“People went to Washington primarily because they were angry with an election that they think was rigged,” Trump offers up in a post-riot interview. “A very small portion, as you know, went down to the Capitol, and then a very small portion of them went in. But I will tell you they were angry from the standpoint of what happened in the election because they’re smart — and they see, and they saw, what happened. And I believe that that was a big part of what happened on January 6th.”

The usually voluble Donald Trump Jr. and Ivanka Trump wouldn’t answer questions about the storming of the Capitol. “Let’s skip the 6th,” Eric Trump tells Holder when asked.

Georgia on his mind 

In the weeks after the election, Trump’s acolytes were scurrying around the country peddling conspiracy theories, and trying to stop vote counts in states where he was ahead, while still tabulating ballots in those where he was behind. But one state seemed to obsess TrumpL Georgia, where Governor Brian Kemp and Secretary of State Brad Raffensperger refused to help the president overturn Joe Biden’s victory.

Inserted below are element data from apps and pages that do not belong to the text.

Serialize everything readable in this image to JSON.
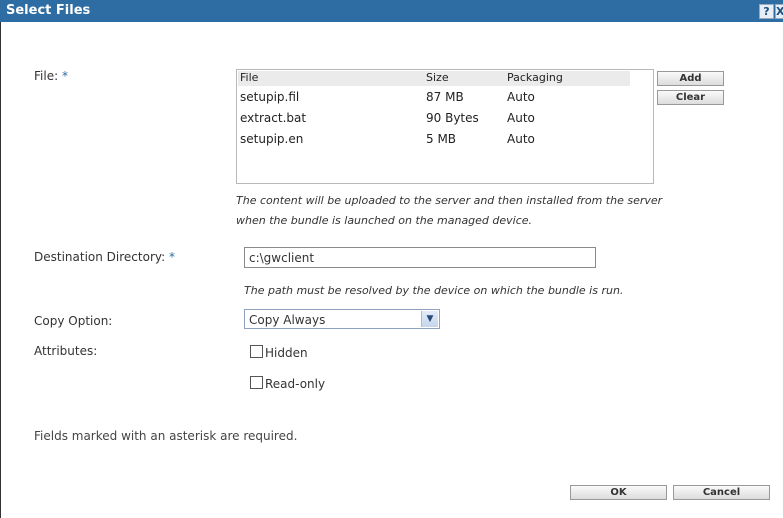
{
  "window": {
    "title": "Select Files",
    "help_label": "?",
    "close_label": "X"
  },
  "file": {
    "label": "File:",
    "required_mark": "*",
    "columns": [
      "File",
      "Size",
      "Packaging"
    ],
    "rows": [
      {
        "name": "setupip.fil",
        "size": "87 MB",
        "packaging": "Auto"
      },
      {
        "name": "extract.bat",
        "size": "90 Bytes",
        "packaging": "Auto"
      },
      {
        "name": "setupip.en",
        "size": "5 MB",
        "packaging": "Auto"
      }
    ],
    "add_label": "Add",
    "clear_label": "Clear",
    "note_line1": "The content will be uploaded to the server and then installed from the server",
    "note_line2": "when the bundle is launched on the managed device."
  },
  "destination": {
    "label": "Destination Directory:",
    "required_mark": "*",
    "value": "c:\\gwclient",
    "note": "The path must be resolved by the device on which the bundle is run."
  },
  "copy_option": {
    "label": "Copy Option:",
    "value": "Copy Always"
  },
  "attributes": {
    "label": "Attributes:",
    "hidden_label": "Hidden",
    "readonly_label": "Read-only"
  },
  "footer": {
    "required_note": "Fields marked with an asterisk are required.",
    "ok_label": "OK",
    "cancel_label": "Cancel"
  }
}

“You can’t have elections that are meaningless,” Trump says complaining that with Kemp “we have a governor, the poor guy doesn’t know what the hell is happening,” while likening Raffensperger to a “hard-headed rock.”

Trump seems miffed that they won’t just accept his baseless claims of fraud. “They don’t want to do it and they’re Republicans,” he vents. “What’s their problem? They’re stupid. They’re stupid people.”

Family Affair 

The complicated family dynamics of the Trump clan, and the Darwinian way in which the children were raised. There’s Ivanka, the lacquered apple of her father’s eye, whom he wanted to serve as his U.N. Ambassador. There’s Don Jr., the overstimulated attack dog with a Hunter Biden fixation. And there’s Eric, who appears to be minding the family business while his siblings have gotten more involved in politics. Could one or more of Trump’s progeny create a political dynasty? Maybe, but their father wants the credit for it.

“All three have a tremendous following,” Trump says. “They have a base…it’s part of my base.”

So who will it be? Eric says he’s focused on family, while Ivanka makes a point of saying that she’s enjoying being out of the Beltway with her “kiddos.” But Don Jr. clearly enjoys the adulation he received on the campaign trail, and seems the most eager to seek higher office.

“I will stay involved, because I think we need someone who’s willing to initiate those tough conversations that a lot of conservatives are perhaps, let’s call it too prude [sic], to ever go there,” he explains.

4. On Twitter bans … and thugs 

In the days after the Jan. 6 riot, Trump was kicked off of Twitter, Facebook and other social media sites, depriving him of an important megaphone. And Trump — well, he’s not too happy about losing his tweeting privileges.

“It’s a shame what Twitter did, and what Facebook did,” Trump says. “That’s what they do. These people are thugs. They allow other people to be on who are horrific people. I’m not a horrific person. I have a big voice. I have a voice that had hundreds of millions of people listening.”

Mike Pence would like a print out 

Mike Pence interrupts his interview with Holder to receive an email with congressional draft resolution demanding he invoke the 25th amendment to remove Trump from power.

“Tell Zach to print me out a hard copy for the trip home,” Pence asks an aide while giving a pained smirk.

The former vice president, who only a few days before had to be rushed from a violent mob chanting “hang Mike Pence,” remains a glass-half-full guy.

“I’m always hopeful about America,” Pence says. “I always believe that America’s best days are yet to come.”

What to expect in 2024

Trump doesn’t come out and say he’s running again, but he leaves the door wide open.

“We have a tremendous base,” Trump offers up. “Every poll says I gotta run, I gotta run. But I’ll be making a decision in the not-too-distant future, and stay tuned.”

Eric Trump makes it clear that we haven’t seen the last of the Trump brand of politics.